■ PROBLEM STATEMENT
Search the entries below for the string "false" and give the number of lines that hold it, nothing else.

■ ENTRIES SHOWN
---*---
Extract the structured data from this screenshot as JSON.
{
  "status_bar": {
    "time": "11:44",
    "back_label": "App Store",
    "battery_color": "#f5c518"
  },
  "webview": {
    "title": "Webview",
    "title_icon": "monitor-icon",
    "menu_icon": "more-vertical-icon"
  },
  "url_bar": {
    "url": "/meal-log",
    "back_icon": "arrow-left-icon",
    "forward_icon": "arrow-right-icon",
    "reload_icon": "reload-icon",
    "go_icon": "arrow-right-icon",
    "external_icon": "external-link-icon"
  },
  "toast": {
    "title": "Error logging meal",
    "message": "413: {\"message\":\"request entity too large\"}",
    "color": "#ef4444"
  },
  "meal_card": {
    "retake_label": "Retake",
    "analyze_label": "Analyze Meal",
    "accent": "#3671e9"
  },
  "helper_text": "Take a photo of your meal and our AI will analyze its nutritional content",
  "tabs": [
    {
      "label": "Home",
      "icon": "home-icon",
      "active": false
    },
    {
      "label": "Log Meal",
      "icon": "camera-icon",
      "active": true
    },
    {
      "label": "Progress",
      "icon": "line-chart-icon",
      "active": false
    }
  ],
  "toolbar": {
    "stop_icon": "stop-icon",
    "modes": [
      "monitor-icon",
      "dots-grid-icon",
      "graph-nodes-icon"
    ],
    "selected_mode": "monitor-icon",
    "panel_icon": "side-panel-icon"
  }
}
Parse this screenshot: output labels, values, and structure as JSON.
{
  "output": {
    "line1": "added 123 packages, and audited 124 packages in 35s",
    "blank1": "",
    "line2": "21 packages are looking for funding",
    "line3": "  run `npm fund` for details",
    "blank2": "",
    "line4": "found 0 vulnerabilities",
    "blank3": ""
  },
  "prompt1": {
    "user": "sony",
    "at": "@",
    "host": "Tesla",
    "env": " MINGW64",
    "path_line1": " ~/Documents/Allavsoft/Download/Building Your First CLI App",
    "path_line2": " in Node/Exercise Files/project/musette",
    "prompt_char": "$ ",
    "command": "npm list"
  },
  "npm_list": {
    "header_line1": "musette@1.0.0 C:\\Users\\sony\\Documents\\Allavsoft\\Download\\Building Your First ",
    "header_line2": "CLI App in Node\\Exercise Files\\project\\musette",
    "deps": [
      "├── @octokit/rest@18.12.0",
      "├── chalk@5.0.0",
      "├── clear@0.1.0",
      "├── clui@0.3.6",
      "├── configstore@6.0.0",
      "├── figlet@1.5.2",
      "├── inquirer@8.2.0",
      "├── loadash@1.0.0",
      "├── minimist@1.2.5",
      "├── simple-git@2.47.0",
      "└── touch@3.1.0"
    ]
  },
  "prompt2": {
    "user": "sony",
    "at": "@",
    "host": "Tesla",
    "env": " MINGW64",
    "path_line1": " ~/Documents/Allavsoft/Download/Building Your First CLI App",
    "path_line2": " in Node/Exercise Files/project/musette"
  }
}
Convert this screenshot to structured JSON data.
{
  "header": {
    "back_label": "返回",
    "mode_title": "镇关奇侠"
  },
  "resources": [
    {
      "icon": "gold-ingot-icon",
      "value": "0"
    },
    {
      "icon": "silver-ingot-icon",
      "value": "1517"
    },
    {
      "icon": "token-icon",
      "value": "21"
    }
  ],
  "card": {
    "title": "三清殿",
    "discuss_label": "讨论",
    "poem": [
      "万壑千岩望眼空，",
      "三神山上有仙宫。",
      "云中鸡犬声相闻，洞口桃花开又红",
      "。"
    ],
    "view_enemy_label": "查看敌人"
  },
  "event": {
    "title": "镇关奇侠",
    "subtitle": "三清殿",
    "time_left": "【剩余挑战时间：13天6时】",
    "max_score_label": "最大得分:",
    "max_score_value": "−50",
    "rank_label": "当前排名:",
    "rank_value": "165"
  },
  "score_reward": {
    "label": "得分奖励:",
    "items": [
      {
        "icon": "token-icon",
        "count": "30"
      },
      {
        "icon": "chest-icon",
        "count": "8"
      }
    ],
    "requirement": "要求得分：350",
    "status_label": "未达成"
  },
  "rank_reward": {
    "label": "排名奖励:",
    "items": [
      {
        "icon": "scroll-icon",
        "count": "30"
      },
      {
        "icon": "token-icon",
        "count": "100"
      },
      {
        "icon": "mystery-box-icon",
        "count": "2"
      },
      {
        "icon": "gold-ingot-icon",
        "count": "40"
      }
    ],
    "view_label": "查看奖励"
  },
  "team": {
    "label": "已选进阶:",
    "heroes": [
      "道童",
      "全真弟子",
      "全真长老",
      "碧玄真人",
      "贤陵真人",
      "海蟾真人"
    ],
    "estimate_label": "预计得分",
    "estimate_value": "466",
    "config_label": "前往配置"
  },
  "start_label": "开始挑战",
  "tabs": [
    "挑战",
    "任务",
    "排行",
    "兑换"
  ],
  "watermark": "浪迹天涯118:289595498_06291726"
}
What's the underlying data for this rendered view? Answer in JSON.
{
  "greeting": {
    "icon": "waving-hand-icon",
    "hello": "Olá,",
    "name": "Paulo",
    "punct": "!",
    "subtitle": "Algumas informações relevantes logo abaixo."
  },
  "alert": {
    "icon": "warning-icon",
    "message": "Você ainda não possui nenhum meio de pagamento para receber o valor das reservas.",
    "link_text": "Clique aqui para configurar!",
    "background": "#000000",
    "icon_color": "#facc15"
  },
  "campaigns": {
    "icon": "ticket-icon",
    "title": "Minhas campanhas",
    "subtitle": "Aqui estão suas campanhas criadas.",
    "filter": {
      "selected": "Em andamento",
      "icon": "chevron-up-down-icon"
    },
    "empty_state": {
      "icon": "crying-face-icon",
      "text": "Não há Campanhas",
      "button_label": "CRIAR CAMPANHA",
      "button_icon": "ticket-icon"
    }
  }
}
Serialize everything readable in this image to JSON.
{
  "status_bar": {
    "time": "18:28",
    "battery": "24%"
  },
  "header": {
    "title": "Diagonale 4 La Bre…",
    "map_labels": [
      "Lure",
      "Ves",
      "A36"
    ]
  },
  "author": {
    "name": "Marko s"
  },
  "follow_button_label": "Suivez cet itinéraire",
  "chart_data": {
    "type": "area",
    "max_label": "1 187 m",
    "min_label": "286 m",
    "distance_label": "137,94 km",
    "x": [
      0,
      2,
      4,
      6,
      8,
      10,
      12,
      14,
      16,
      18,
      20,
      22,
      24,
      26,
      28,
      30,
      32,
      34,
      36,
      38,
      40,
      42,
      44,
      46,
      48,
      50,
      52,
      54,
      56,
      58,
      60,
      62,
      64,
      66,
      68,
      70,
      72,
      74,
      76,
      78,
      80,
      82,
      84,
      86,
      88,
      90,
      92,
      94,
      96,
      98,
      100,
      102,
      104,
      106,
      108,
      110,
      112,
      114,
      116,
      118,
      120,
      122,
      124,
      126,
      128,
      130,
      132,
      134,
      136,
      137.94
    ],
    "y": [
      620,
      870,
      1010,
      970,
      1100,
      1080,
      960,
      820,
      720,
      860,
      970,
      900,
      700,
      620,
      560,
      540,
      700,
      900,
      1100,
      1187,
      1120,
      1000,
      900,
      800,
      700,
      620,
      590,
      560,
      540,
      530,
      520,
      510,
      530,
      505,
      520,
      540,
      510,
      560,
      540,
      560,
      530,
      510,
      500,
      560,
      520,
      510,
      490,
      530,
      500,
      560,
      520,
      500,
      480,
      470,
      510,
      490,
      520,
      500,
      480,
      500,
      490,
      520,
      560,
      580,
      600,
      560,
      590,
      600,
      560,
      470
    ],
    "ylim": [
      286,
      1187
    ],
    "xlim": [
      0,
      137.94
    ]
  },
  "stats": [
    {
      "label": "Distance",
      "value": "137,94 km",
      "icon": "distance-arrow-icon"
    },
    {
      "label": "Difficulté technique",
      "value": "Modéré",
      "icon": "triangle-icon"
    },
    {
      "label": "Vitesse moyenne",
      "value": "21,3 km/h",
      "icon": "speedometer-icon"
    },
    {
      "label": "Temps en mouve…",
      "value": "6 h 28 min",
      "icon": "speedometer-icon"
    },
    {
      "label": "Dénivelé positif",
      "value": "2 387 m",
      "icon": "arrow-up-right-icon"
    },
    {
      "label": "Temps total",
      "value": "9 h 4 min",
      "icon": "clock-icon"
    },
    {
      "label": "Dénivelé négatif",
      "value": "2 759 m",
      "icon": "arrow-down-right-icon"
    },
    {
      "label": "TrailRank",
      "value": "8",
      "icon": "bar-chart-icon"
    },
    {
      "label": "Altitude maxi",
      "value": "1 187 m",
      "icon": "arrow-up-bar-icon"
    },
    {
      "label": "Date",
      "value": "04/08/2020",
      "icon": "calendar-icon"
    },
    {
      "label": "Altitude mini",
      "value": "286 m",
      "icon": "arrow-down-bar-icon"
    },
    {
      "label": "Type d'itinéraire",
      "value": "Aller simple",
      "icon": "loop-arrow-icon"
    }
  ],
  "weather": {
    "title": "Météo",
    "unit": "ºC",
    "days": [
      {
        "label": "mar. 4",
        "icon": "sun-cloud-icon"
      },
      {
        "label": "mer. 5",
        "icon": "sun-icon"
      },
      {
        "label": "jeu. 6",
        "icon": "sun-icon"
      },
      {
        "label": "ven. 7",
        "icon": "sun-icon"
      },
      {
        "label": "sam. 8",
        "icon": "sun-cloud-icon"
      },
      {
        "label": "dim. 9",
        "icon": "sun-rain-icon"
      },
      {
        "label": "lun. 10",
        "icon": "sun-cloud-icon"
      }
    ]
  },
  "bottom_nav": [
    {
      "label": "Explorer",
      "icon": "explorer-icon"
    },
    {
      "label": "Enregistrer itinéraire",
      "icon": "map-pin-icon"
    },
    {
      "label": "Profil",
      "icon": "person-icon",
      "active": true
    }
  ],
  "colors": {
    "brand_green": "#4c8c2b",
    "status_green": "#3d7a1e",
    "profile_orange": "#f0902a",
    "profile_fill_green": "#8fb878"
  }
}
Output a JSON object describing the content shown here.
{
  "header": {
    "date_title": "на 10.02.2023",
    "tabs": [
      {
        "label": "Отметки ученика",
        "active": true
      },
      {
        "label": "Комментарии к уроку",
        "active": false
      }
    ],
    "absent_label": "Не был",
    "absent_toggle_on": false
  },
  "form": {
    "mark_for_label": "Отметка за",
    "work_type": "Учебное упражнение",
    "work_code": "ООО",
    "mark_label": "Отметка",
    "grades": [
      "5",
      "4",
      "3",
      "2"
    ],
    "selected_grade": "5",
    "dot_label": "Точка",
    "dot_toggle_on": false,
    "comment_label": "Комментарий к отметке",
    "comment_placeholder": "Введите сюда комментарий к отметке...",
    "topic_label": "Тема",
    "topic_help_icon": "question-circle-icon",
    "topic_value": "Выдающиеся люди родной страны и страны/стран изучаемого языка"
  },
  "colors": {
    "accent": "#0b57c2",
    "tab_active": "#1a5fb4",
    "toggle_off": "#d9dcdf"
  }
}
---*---
■ ANSWER SECTION
5